Translate this Page

Feb 222013
 

Once you have an active compost bin of good size, composting in the winter is easy — so long as you don’t mind hauling garbage around in freezing cold weather. On the “Pixxe Farm” there are two composting bins, each about 1500-2000 liters in capacity. One of the bins has been resting since late September, but the other has been taking about 100 liters of waste per week, thanks to a few dedicated Rakowiec residents who happen to eat a lot of whole foods.

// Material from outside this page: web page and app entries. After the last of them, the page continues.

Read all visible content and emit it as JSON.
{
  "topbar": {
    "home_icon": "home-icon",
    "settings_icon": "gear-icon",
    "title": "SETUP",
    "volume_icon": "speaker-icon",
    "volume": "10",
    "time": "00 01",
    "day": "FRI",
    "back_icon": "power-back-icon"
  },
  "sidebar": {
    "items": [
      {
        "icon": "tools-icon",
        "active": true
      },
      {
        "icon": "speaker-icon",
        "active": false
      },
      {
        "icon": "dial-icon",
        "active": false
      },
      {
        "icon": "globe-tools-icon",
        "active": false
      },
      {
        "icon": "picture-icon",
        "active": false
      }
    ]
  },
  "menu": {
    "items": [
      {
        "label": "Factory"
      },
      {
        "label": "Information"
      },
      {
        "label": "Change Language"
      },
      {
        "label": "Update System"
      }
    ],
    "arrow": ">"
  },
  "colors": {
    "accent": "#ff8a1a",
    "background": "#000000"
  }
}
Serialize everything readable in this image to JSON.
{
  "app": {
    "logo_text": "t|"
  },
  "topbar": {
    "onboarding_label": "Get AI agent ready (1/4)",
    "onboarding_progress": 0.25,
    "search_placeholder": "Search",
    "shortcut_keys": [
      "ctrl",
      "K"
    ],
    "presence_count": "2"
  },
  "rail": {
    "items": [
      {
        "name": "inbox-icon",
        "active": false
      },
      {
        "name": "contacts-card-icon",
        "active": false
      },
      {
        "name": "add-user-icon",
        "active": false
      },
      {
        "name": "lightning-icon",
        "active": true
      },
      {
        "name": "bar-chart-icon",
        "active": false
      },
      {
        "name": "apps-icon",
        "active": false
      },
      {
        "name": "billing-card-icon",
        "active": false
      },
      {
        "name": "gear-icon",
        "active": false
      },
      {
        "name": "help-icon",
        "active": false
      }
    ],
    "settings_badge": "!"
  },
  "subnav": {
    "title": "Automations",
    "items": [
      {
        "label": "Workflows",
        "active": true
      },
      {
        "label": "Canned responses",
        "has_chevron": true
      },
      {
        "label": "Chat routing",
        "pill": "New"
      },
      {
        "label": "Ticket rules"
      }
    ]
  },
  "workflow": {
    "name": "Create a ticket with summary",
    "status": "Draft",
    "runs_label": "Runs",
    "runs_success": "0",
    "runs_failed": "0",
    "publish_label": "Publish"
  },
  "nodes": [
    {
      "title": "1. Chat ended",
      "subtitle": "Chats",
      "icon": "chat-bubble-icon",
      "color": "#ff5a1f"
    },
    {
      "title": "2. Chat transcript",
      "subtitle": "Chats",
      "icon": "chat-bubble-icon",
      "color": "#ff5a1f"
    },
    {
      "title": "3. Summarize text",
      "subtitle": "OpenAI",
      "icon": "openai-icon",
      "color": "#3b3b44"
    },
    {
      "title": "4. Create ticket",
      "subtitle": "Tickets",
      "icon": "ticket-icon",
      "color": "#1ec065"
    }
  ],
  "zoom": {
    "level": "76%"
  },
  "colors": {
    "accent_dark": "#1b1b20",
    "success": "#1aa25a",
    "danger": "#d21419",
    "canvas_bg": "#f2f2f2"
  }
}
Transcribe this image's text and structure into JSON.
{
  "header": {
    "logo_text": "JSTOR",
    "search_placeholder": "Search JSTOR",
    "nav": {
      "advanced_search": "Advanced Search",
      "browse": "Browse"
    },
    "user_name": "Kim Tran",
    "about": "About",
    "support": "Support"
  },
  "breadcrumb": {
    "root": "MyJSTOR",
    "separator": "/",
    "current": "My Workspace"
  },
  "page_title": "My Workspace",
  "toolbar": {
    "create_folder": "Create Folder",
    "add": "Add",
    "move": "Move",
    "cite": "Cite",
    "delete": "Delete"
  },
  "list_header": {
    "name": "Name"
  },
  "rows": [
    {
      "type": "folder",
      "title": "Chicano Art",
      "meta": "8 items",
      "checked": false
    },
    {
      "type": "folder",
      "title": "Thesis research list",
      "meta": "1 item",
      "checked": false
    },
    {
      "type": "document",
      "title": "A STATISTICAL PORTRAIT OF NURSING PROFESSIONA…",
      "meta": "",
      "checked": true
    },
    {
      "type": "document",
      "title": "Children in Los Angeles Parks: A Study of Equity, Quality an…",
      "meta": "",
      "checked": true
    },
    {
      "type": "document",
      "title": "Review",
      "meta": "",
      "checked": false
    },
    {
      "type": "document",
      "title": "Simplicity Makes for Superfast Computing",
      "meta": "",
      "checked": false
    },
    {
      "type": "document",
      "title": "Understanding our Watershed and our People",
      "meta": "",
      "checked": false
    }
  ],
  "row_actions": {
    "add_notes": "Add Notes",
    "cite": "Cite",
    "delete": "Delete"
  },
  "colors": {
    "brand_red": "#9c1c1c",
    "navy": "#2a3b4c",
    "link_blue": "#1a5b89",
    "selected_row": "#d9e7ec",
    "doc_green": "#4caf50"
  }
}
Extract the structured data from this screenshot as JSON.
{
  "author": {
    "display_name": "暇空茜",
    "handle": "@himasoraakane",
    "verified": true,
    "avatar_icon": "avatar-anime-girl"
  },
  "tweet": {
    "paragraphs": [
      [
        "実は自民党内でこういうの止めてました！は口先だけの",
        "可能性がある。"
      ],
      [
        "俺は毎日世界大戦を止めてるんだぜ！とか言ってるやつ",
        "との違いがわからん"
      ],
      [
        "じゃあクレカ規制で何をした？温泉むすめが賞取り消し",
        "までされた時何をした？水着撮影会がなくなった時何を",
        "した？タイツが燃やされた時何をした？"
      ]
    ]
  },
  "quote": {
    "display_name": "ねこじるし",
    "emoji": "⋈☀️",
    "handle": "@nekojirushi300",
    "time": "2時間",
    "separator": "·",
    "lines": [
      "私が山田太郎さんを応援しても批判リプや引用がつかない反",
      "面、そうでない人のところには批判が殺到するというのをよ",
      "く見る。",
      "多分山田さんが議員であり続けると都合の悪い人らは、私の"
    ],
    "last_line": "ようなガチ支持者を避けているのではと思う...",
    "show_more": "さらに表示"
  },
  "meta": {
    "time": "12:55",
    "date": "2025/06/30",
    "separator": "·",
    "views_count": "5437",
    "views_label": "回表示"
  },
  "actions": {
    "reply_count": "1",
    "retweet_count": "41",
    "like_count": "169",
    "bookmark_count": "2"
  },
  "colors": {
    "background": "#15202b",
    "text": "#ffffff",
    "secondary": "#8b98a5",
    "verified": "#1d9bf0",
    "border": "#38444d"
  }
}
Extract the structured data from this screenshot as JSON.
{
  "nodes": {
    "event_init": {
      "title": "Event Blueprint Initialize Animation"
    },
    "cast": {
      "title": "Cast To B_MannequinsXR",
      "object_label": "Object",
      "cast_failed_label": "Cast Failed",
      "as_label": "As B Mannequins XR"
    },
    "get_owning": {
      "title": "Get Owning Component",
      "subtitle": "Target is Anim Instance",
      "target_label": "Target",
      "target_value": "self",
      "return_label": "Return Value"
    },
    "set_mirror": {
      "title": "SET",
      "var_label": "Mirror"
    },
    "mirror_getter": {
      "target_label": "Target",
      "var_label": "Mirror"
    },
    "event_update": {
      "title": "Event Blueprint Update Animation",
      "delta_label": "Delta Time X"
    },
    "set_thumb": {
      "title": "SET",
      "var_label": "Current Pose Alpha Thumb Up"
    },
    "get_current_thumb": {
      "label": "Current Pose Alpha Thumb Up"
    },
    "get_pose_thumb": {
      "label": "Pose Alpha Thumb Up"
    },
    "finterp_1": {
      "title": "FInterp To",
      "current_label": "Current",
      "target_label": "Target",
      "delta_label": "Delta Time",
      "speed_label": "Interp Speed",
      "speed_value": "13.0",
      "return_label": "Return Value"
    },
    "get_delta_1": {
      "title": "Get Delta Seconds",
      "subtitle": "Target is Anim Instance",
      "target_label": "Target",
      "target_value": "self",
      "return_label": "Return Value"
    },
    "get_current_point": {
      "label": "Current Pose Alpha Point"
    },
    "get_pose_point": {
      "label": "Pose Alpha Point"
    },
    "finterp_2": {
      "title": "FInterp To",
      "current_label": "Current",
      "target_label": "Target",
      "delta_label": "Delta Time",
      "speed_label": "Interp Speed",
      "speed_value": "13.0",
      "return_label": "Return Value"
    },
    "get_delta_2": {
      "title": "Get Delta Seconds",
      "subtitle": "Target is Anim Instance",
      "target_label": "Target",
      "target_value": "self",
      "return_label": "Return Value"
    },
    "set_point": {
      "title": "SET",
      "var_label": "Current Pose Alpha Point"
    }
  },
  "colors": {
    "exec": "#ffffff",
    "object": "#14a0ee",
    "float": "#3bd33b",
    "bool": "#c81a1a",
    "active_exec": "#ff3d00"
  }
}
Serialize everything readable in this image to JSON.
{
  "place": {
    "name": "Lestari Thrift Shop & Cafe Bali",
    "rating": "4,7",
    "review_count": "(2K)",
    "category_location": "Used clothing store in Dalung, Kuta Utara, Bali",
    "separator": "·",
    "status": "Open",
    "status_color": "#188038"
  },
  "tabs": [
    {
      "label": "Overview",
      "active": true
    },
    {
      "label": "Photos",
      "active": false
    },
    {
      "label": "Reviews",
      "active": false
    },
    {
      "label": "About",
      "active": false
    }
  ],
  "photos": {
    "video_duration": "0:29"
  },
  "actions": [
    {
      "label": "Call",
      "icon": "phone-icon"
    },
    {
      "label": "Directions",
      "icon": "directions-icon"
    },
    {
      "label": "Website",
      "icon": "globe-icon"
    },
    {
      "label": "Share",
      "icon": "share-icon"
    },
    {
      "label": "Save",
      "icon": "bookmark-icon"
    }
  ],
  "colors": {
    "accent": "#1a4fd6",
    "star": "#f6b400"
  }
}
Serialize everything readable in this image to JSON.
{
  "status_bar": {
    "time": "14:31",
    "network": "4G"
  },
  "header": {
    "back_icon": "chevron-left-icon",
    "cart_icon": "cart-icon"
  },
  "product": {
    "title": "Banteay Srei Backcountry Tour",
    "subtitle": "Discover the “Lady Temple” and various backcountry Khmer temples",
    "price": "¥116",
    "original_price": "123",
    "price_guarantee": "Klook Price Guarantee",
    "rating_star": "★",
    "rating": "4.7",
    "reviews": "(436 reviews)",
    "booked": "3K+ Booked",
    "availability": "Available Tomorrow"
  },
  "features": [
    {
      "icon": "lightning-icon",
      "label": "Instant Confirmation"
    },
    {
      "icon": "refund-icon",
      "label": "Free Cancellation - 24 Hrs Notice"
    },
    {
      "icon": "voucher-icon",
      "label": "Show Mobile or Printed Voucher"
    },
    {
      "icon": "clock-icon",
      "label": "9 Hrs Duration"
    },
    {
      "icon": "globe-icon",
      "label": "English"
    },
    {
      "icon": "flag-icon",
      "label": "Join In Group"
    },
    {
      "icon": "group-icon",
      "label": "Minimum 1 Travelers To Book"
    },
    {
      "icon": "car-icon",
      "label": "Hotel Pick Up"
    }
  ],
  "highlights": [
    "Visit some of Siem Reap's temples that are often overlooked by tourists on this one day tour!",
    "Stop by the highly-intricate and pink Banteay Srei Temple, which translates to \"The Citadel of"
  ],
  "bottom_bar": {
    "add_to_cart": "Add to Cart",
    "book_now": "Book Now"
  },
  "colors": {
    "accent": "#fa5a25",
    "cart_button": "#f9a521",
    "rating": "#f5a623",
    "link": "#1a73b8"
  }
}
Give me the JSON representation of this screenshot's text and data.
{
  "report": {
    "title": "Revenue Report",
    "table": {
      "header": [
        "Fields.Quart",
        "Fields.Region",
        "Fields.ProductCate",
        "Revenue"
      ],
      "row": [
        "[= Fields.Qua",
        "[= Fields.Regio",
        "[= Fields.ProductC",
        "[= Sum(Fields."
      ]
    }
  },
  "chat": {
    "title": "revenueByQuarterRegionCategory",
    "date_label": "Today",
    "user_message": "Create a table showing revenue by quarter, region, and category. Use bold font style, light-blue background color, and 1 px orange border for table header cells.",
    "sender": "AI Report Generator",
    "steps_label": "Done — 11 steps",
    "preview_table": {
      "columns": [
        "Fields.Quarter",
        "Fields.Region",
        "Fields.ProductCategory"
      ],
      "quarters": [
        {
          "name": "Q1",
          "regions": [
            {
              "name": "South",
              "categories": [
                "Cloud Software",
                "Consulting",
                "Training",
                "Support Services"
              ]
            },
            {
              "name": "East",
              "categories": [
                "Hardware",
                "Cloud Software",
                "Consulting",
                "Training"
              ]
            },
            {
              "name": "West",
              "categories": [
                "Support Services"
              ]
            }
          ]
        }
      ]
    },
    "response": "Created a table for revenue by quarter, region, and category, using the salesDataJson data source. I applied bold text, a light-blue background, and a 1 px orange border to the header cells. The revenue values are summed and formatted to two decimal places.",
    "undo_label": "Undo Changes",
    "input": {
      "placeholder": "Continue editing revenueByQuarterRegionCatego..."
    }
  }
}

Both bins are quite warm and full of worms about 12 cm ( 5 inches) below the surface layer of straw and leaves. They are busy eating, mating, and generally taking care of garbage-related business. Here is a pair of worms making new worms. Hurrah. These guys are not California Red Wigglers, which we have indoors. They are what I call “Polish composting worms” or “The Crawlers”. I didn’t put them in the bin. They found their way to it all by themselves. They spread the word underground… They are not earthworms but most likely Eisenia Hortensis, or European Nightcrawlers. (Wigglers are Eisenia Fetida.) The Crawlers are larger and can withstand lower temperatures than the Wigglers. What’s great about these guys is that they are free and native — one of our gardeners has been keeping some of these fellows inside since August, and they are doing very well! Hail the worm.

Worms making more worms

Worms making more worms